Copy the entries character for character.
[Start of Attachment]
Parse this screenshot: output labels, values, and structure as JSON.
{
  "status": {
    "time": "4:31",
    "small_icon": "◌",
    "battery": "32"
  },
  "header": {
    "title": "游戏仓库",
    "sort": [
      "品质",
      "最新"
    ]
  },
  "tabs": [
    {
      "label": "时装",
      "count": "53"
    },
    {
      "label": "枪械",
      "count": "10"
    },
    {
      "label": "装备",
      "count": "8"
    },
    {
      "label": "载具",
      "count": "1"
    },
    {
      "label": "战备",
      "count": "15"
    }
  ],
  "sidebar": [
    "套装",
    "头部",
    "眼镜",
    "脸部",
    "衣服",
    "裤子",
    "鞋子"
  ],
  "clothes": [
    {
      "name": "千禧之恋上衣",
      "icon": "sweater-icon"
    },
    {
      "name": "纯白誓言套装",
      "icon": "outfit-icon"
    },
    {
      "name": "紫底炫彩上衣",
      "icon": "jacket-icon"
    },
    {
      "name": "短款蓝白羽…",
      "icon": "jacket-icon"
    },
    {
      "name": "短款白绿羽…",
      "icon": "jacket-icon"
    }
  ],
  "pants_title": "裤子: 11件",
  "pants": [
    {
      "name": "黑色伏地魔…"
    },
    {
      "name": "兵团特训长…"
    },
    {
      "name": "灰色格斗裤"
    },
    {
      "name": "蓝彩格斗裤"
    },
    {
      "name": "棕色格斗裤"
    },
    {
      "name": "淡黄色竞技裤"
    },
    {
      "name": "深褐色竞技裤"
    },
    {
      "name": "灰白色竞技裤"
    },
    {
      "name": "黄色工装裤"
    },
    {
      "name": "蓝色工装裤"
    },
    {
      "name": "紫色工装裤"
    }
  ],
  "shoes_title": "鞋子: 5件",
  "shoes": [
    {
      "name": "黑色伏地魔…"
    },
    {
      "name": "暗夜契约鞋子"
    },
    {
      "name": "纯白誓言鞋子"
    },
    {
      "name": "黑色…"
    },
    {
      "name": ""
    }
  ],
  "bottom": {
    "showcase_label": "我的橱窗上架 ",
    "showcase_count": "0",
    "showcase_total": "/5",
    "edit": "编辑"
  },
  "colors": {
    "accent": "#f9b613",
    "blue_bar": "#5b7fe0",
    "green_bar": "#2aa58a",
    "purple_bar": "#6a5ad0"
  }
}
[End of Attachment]
| Written solution |
Parse this screenshot: output labels, values, and structure as JSON.
{
  "status": {
    "time": "4:31",
    "small_icon": "◌",
    "battery": "32"
  },
  "header": {
    "title": "游戏仓库",
    "sort": [
      "品质",
      "最新"
    ]
  },
  "tabs": [
    {
      "label": "时装",
      "count": "53"
    },
    {
      "label": "枪械",
      "count": "10"
    },
    {
      "label": "装备",
      "count": "8"
    },
    {
      "label": "载具",
      "count": "1"
    },
    {
      "label": "战备",
      "count": "15"
    }
  ],
  "sidebar": [
    "套装",
    "头部",
    "眼镜",
    "脸部",
    "衣服",
    "裤子",
    "鞋子"
  ],
  "clothes": [
    {
      "name": "千禧之恋上衣",
      "icon": "sweater-icon"
    },
    {
      "name": "纯白誓言套装",
      "icon": "outfit-icon"
    },
    {
      "name": "紫底炫彩上衣",
      "icon": "jacket-icon"
    },
    {
      "name": "短款蓝白羽…",
      "icon": "jacket-icon"
    },
    {
      "name": "短款白绿羽…",
      "icon": "jacket-icon"
    }
  ],
  "pants_title": "裤子: 11件",
  "pants": [
    {
      "name": "黑色伏地魔…"
    },
    {
      "name": "兵团特训长…"
    },
    {
      "name": "灰色格斗裤"
    },
    {
      "name": "蓝彩格斗裤"
    },
    {
      "name": "棕色格斗裤"
    },
    {
      "name": "淡黄色竞技裤"
    },
    {
      "name": "深褐色竞技裤"
    },
    {
      "name": "灰白色竞技裤"
    },
    {
      "name": "黄色工装裤"
    },
    {
      "name": "蓝色工装裤"
    },
    {
      "name": "紫色工装裤"
    }
  ],
  "shoes_title": "鞋子: 5件",
  "shoes": [
    {
      "name": "黑色伏地魔…"
    },
    {
      "name": "暗夜契约鞋子"
    },
    {
      "name": "纯白誓言鞋子"
    },
    {
      "name": "黑色…"
    },
    {
      "name": ""
    }
  ],
  "bottom": {
    "showcase_label": "我的橱窗上架 ",
    "showcase_count": "0",
    "showcase_total": "/5",
    "edit": "编辑"
  },
  "colors": {
    "accent": "#f9b613",
    "blue_bar": "#5b7fe0",
    "green_bar": "#2aa58a",
    "purple_bar": "#6a5ad0"
  }
}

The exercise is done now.